In many situations child support must continue to be paid for children even after the child turns 18 years old.
There are many factors to be considered in determining whether or not an adult child is entitled to receive child support. But, what about an adult child who chooses to not have a relationship with their payor parent?
In situations where the parents are separated and divorced, parents often have little discretion as to whether they continue to provide financial support to a child once that child has turned 18 years old, providing that certain criteria are met.
When a court considers the issue of ongoing support for a child over the age of 18, the judge must review a number of factors including:
• What would the parents have decided if their marriage had remained intact?

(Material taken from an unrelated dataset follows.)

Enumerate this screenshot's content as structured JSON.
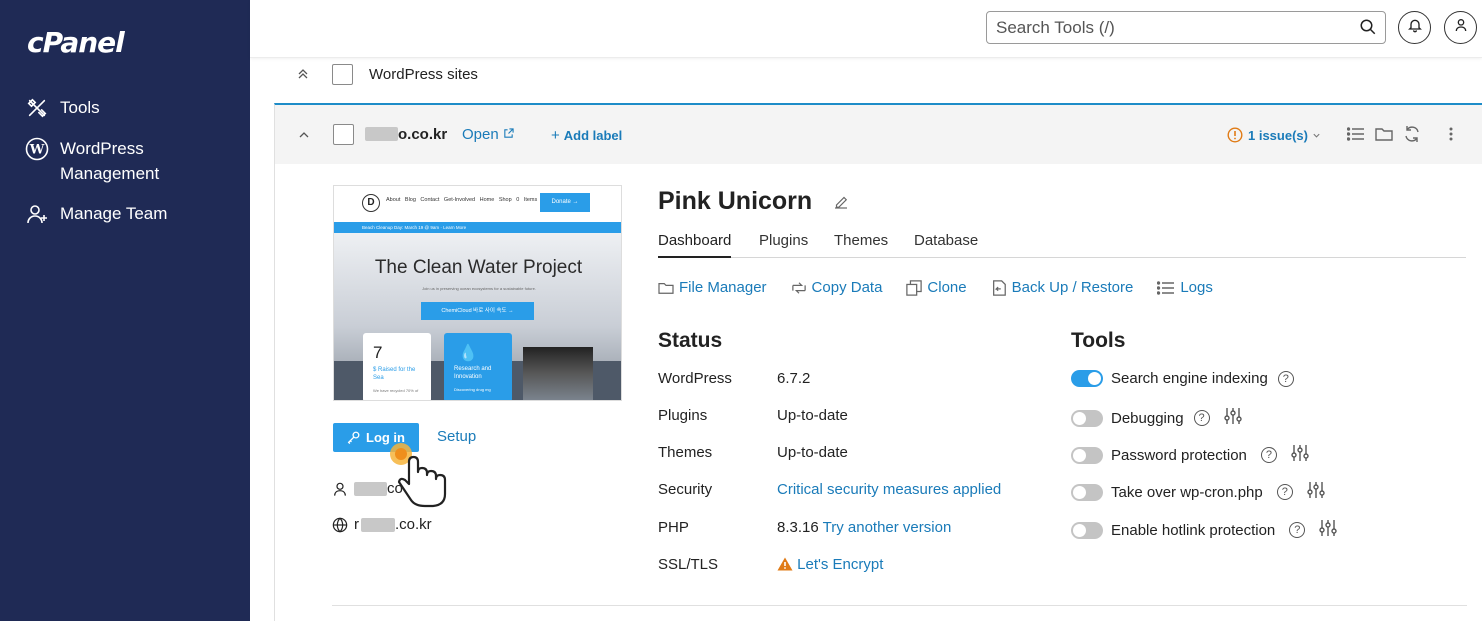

• To what degree is the child able to earn an income to contribute to his or her own education?
• Are the child’s living expenses reasonable?
• Are the child’s career plans reasonable?
• Is the child likely to benefit from the program of study?
• Is part-time employment available and, if so, would it harm the student’s ability to benefit from her studies?
• Has there been an unjustified unilateral termination of a relationship with the payor parent?
• Is the student eligible for student loans or other financial assistance?
These factors, of course, are neither all inclusive nor applicable in every factual situation before the court.
Manitoba judges have said that even if a child withdraws from the parent-child relationship, there are other good reasons for support to continue to be paid.
One reason is that the child technically does not "owe" the parent a relationship and adult child is not obligated to be nice to a parent in exchange for money or other benefits. Another reason is that post-secondary education is considered to be a goal that society has for children and parents should, in most cases, be required to support this education.
The courts have said that only in the worst cases should support for an adult child be terminated if the child severs the relationship with his or her parent. One example from Ontario is that of an adult son who seriously assaulted his mother. In this situation it was deemed that the son had, through his behaviour, caused the damage in the parent-child relationship and the mother was not responsible for his conduct. In that case, the son’s behaviour was considered to be so awful that when combined with other factors as listed above, it would not be appropriate for the mother to have to continue to pay child support.
In summary, decisions from various courts across Canada tell us that a child’s rejection of the parent, even if unjustified, is only a factor which can be considered in removing the obligation of the parent to support the child. Even in the worst situations, it would be rare that the parental rejection is the only factor leading to the termination of child support.
» Kelli Potter is a lawyer with Paterson, Patterson, Wyman and Abel, with offices in Brandon, Neepawa and Virden.
Republished from the Brandon Sun print edition March 2, 2013